FCA’s silence, on the other hand, is understandable. Beyond Marchionne’s hastily arranged press conference within an hour of the EPA’s public announcement of its complaint, FCA has chosen to stand mute, lest it provoke an already dangerous and now apparently cornered federal regulator.
It’s debatable whether Trump’s imminent inauguration led EPA officials to rush FCA’s case into the spotlight for fear the new administration would let the investigation languish. Marchionne has suggested as much, but Nick Conger, who served as an advisor to EPA Administrator Gina McCarthy until Trump’s inauguration, says the timing of the EPA announcement was “coincidental.”

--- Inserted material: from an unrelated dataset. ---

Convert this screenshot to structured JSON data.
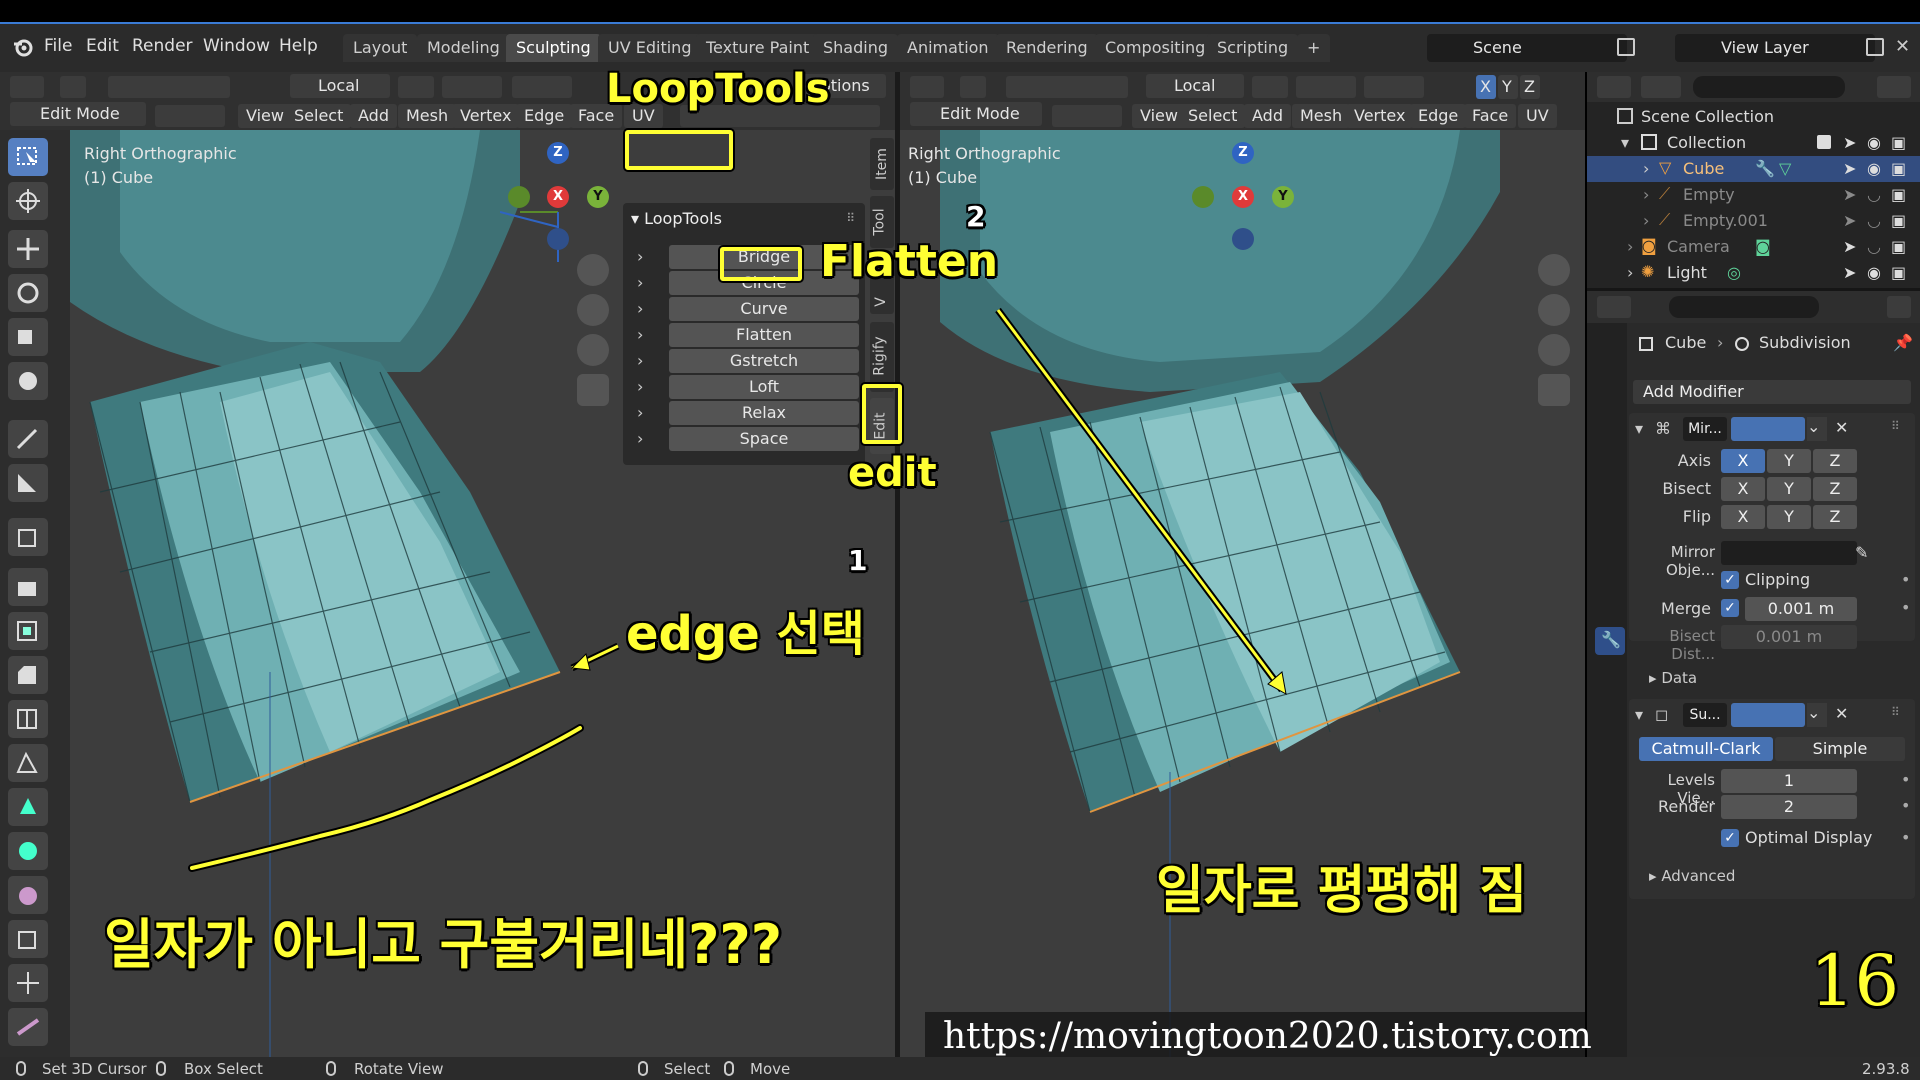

In an interview with WardsAuto, Conger says the EPA’s case is “very strong” and could have gone forward at any point during months-long discussions with the automaker as the regulator sought plausible explanations for the emissions violations.
Conger also cautions lack of information from the EPA shouldn’t be construed as inactivity.
“It’s not atypical for the agency to not talk about a case at this point in the investigation,” says Conger, who now serves as a press secretary for the Natural Resources Defense Council.
Admittedly, the problems of one automaker and its 84,000 employees in North America hardly matter in the big picture of immigration, building walls and repealing and rewriting health-care coverage for millions of Americans.
But make no mistake: At this stage, responsibility for failure to quickly resolve this situation – let alone communicate it – lies squarely at the feet of the “pro-business” Trump Admin., which took office eight days after the FCA action was announced. If nothing else, the president and his advisors have made it clear the health of America’s businesses carries more weight than the health of the nation’s environment. The FCA case provides a perfect test to see which priority prevails.
If FCA must lay off workers who build its diesel vehicles, or suffer millions in losses on vehicles it can’t sell, the government’s failure to resolve this issue – regardless of reasoning – is evidence of the failure of a president and his administration to handle the most basic blocking and tackling necessary to support a business that several years ago lawmakers across the political spectrum supported with a federal bailout.
Justice delayed is justice denied.
FCA remains as crucial to the American economy today asdid in 2009, and the company, its dealers and its customers deserve answers and a resolution that removes this cloud from the EcoDiesel once and for all.